What’s the Next Step For the Caribbean Coconut Industry?
By the Caribbean Journal staff
After a slump, the Caribbean’s coconut industry seems to be rebounding.
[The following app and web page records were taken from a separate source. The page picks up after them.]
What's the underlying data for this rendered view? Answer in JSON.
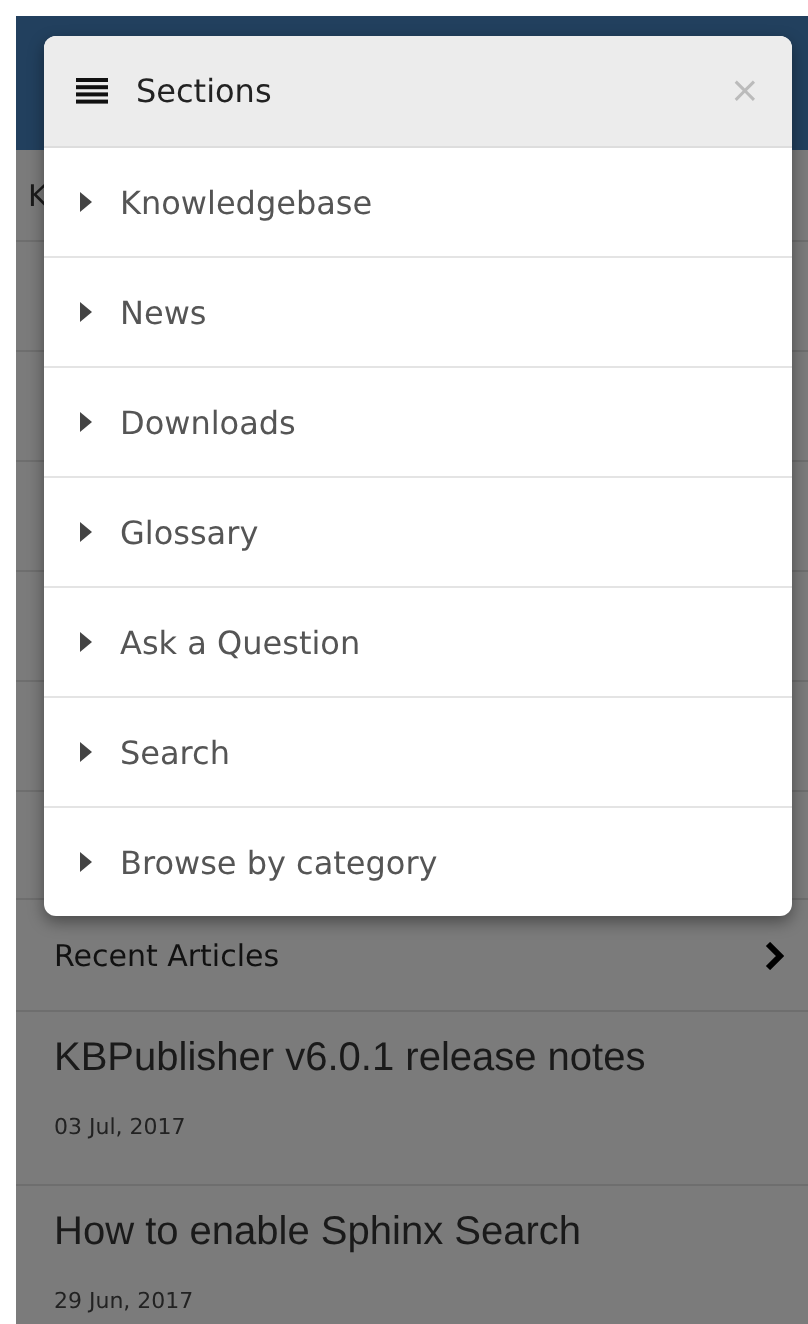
{
  "page": {
    "breadcrumb": "K",
    "recent": {
      "title": "Recent Articles"
    },
    "articles": [
      {
        "title": "KBPublisher v6.0.1 release notes",
        "date": "03 Jul, 2017"
      },
      {
        "title": "How to enable Sphinx Search",
        "date": "29 Jun, 2017"
      }
    ]
  },
  "modal": {
    "title": "Sections",
    "close": "×",
    "items": [
      {
        "label": "Knowledgebase"
      },
      {
        "label": "News"
      },
      {
        "label": "Downloads"
      },
      {
        "label": "Glossary"
      },
      {
        "label": "Ask a Question"
      },
      {
        "label": "Search"
      },
      {
        "label": "Browse by category"
      }
    ]
  }
}
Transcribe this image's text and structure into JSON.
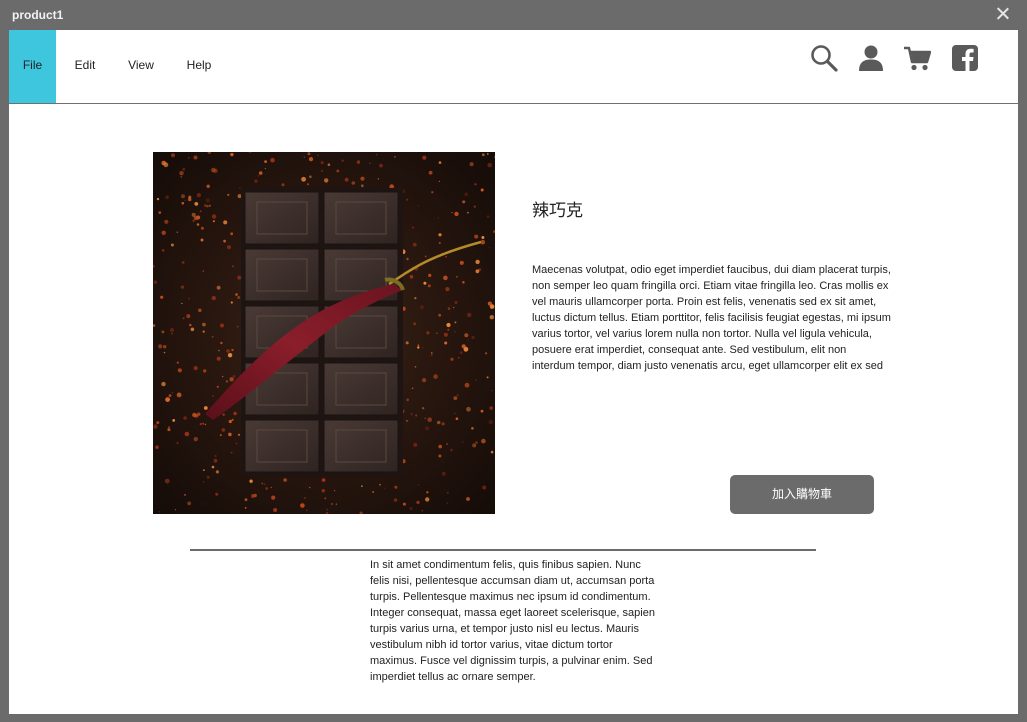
{
  "window": {
    "title": "product1"
  },
  "menu": {
    "items": [
      "File",
      "Edit",
      "View",
      "Help"
    ]
  },
  "toolbar_icons": [
    "search-icon",
    "user-icon",
    "cart-icon",
    "facebook-icon"
  ],
  "colors": {
    "accent": "#3ec6df",
    "button": "#6b6b6b"
  },
  "product": {
    "title": "辣巧克",
    "description": "Maecenas volutpat, odio eget imperdiet faucibus, dui diam placerat turpis, non semper leo quam fringilla orci. Etiam vitae fringilla leo. Cras mollis ex vel mauris ullamcorper porta. Proin est felis, venenatis sed ex sit amet, luctus dictum tellus. Etiam porttitor, felis facilisis feugiat egestas, mi ipsum varius tortor, vel varius lorem nulla non tortor. Nulla vel ligula vehicula, posuere erat imperdiet, consequat ante. Sed vestibulum, elit non interdum tempor, diam justo venenatis arcu, eget ullamcorper elit ex sed",
    "add_to_cart_label": "加入購物車",
    "details": "In sit amet condimentum felis, quis finibus sapien. Nunc felis nisi, pellentesque accumsan diam ut, accumsan porta turpis. Pellentesque maximus nec ipsum id condimentum. Integer consequat, massa eget laoreet scelerisque, sapien turpis varius urna, et tempor justo nisl eu lectus. Mauris vestibulum nibh id tortor varius, vitae dictum tortor maximus. Fusce vel dignissim turpis, a pulvinar enim. Sed imperdiet tellus ac ornare semper."
  }
}
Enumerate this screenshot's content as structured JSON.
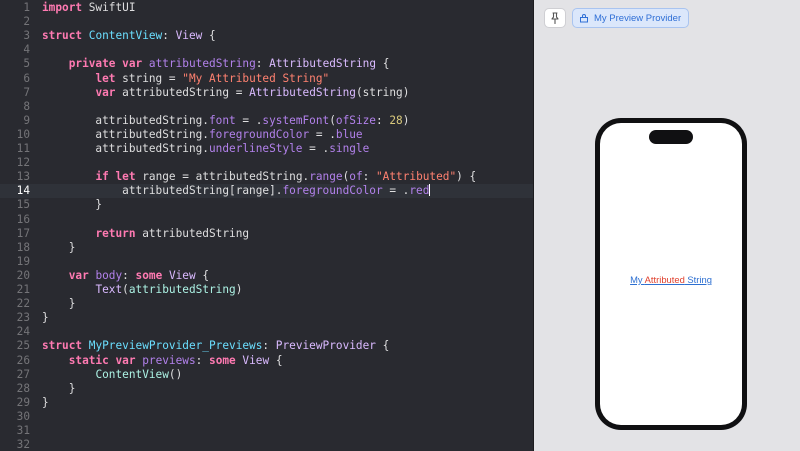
{
  "editor": {
    "current_line": 14,
    "lines": [
      [
        {
          "t": "kw",
          "v": "import"
        },
        {
          "t": "p",
          "v": " SwiftUI"
        }
      ],
      [],
      [
        {
          "t": "kw",
          "v": "struct"
        },
        {
          "t": "p",
          "v": " "
        },
        {
          "t": "dc",
          "v": "ContentView"
        },
        {
          "t": "p",
          "v": ": "
        },
        {
          "t": "ty",
          "v": "View"
        },
        {
          "t": "p",
          "v": " {"
        }
      ],
      [],
      [
        {
          "t": "p",
          "v": "    "
        },
        {
          "t": "kw",
          "v": "private"
        },
        {
          "t": "p",
          "v": " "
        },
        {
          "t": "kw",
          "v": "var"
        },
        {
          "t": "p",
          "v": " "
        },
        {
          "t": "fn",
          "v": "attributedString"
        },
        {
          "t": "p",
          "v": ": "
        },
        {
          "t": "ty",
          "v": "AttributedString"
        },
        {
          "t": "p",
          "v": " {"
        }
      ],
      [
        {
          "t": "p",
          "v": "        "
        },
        {
          "t": "kw",
          "v": "let"
        },
        {
          "t": "p",
          "v": " string = "
        },
        {
          "t": "str",
          "v": "\"My Attributed String\""
        }
      ],
      [
        {
          "t": "p",
          "v": "        "
        },
        {
          "t": "kw",
          "v": "var"
        },
        {
          "t": "p",
          "v": " attributedString = "
        },
        {
          "t": "ty",
          "v": "AttributedString"
        },
        {
          "t": "p",
          "v": "(string)"
        }
      ],
      [],
      [
        {
          "t": "p",
          "v": "        attributedString."
        },
        {
          "t": "fn",
          "v": "font"
        },
        {
          "t": "p",
          "v": " = ."
        },
        {
          "t": "fn",
          "v": "systemFont"
        },
        {
          "t": "p",
          "v": "("
        },
        {
          "t": "fn",
          "v": "ofSize"
        },
        {
          "t": "p",
          "v": ": "
        },
        {
          "t": "num",
          "v": "28"
        },
        {
          "t": "p",
          "v": ")"
        }
      ],
      [
        {
          "t": "p",
          "v": "        attributedString."
        },
        {
          "t": "fn",
          "v": "foregroundColor"
        },
        {
          "t": "p",
          "v": " = ."
        },
        {
          "t": "fn",
          "v": "blue"
        }
      ],
      [
        {
          "t": "p",
          "v": "        attributedString."
        },
        {
          "t": "fn",
          "v": "underlineStyle"
        },
        {
          "t": "p",
          "v": " = ."
        },
        {
          "t": "fn",
          "v": "single"
        }
      ],
      [],
      [
        {
          "t": "p",
          "v": "        "
        },
        {
          "t": "kw",
          "v": "if"
        },
        {
          "t": "p",
          "v": " "
        },
        {
          "t": "kw",
          "v": "let"
        },
        {
          "t": "p",
          "v": " range = attributedString."
        },
        {
          "t": "fn",
          "v": "range"
        },
        {
          "t": "p",
          "v": "("
        },
        {
          "t": "fn",
          "v": "of"
        },
        {
          "t": "p",
          "v": ": "
        },
        {
          "t": "str",
          "v": "\"Attributed\""
        },
        {
          "t": "p",
          "v": ") {"
        }
      ],
      [
        {
          "t": "p",
          "v": "            attributedString[range]."
        },
        {
          "t": "fn",
          "v": "foregroundColor"
        },
        {
          "t": "p",
          "v": " = ."
        },
        {
          "t": "fn",
          "v": "red"
        },
        {
          "t": "cur",
          "v": ""
        }
      ],
      [
        {
          "t": "p",
          "v": "        }"
        }
      ],
      [],
      [
        {
          "t": "p",
          "v": "        "
        },
        {
          "t": "kw",
          "v": "return"
        },
        {
          "t": "p",
          "v": " attributedString"
        }
      ],
      [
        {
          "t": "p",
          "v": "    }"
        }
      ],
      [],
      [
        {
          "t": "p",
          "v": "    "
        },
        {
          "t": "kw",
          "v": "var"
        },
        {
          "t": "p",
          "v": " "
        },
        {
          "t": "fn",
          "v": "body"
        },
        {
          "t": "p",
          "v": ": "
        },
        {
          "t": "kw",
          "v": "some"
        },
        {
          "t": "p",
          "v": " "
        },
        {
          "t": "ty",
          "v": "View"
        },
        {
          "t": "p",
          "v": " {"
        }
      ],
      [
        {
          "t": "p",
          "v": "        "
        },
        {
          "t": "ty",
          "v": "Text"
        },
        {
          "t": "p",
          "v": "("
        },
        {
          "t": "ty2",
          "v": "attributedString"
        },
        {
          "t": "p",
          "v": ")"
        }
      ],
      [
        {
          "t": "p",
          "v": "    }"
        }
      ],
      [
        {
          "t": "p",
          "v": "}"
        }
      ],
      [],
      [
        {
          "t": "kw",
          "v": "struct"
        },
        {
          "t": "p",
          "v": " "
        },
        {
          "t": "dc",
          "v": "MyPreviewProvider_Previews"
        },
        {
          "t": "p",
          "v": ": "
        },
        {
          "t": "ty",
          "v": "PreviewProvider"
        },
        {
          "t": "p",
          "v": " {"
        }
      ],
      [
        {
          "t": "p",
          "v": "    "
        },
        {
          "t": "kw",
          "v": "static"
        },
        {
          "t": "p",
          "v": " "
        },
        {
          "t": "kw",
          "v": "var"
        },
        {
          "t": "p",
          "v": " "
        },
        {
          "t": "fn",
          "v": "previews"
        },
        {
          "t": "p",
          "v": ": "
        },
        {
          "t": "kw",
          "v": "some"
        },
        {
          "t": "p",
          "v": " "
        },
        {
          "t": "ty",
          "v": "View"
        },
        {
          "t": "p",
          "v": " {"
        }
      ],
      [
        {
          "t": "p",
          "v": "        "
        },
        {
          "t": "ty2",
          "v": "ContentView"
        },
        {
          "t": "p",
          "v": "()"
        }
      ],
      [
        {
          "t": "p",
          "v": "    }"
        }
      ],
      [
        {
          "t": "p",
          "v": "}"
        }
      ],
      [],
      [],
      []
    ]
  },
  "canvas": {
    "pin_icon": "pin-icon",
    "chip_icon": "device-icon",
    "preview_label": "My Preview Provider",
    "preview_text_before": "My ",
    "preview_text_highlight": "Attributed",
    "preview_text_after": " String",
    "text_blue": "#2d6fd1",
    "text_red": "#e0412e"
  }
}
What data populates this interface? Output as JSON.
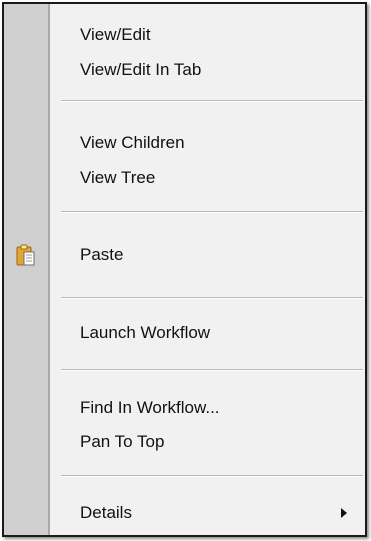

But what’s the next step for an industry that stretches across the region?
Industry stakeholders met in Guyana this week during the Caribbean Week of Agriculture to discuss the “vast potential” of Caribbean coconuts, holding a workshop on Monday and Tuesday organized by the Technical Centre for Agriculture and Cooperation, the Caribbean Agricultural Research and Development Institute and the University of the West Indies.
The group addressed the recent growth of the industry, the varied uses of coconut and opportunities to push the industry, which still faces challenges like pests and diseases and a lack of market research on the use of its byproducts.
Coconuts can be used for a multitude of purposes, from converting the husks into compost and, thereby, into electricity; turning flesh into coconut oil and milk and the use of coconut jelly.
“We need to organize the industry; we need to have people working closer together …We are not looking at coconut only for coconut oil as we did 10 to 15 years ago,” said Arlington Chesney, executive director of CARDI. “There are new products: coconut water, which used to be a `by-the-way’ drink, is now a full-fledged industrial drink … we see more of the by-products being utilized.”
Chesney said there were also more coconuts moving across the CARICOM market, from Guyana to Trinidad, for example.
This year’s CWA has attracted participation from across the Caribbean (including Haiti for the first time) and as far as Tonga and Samoa in the Pacific.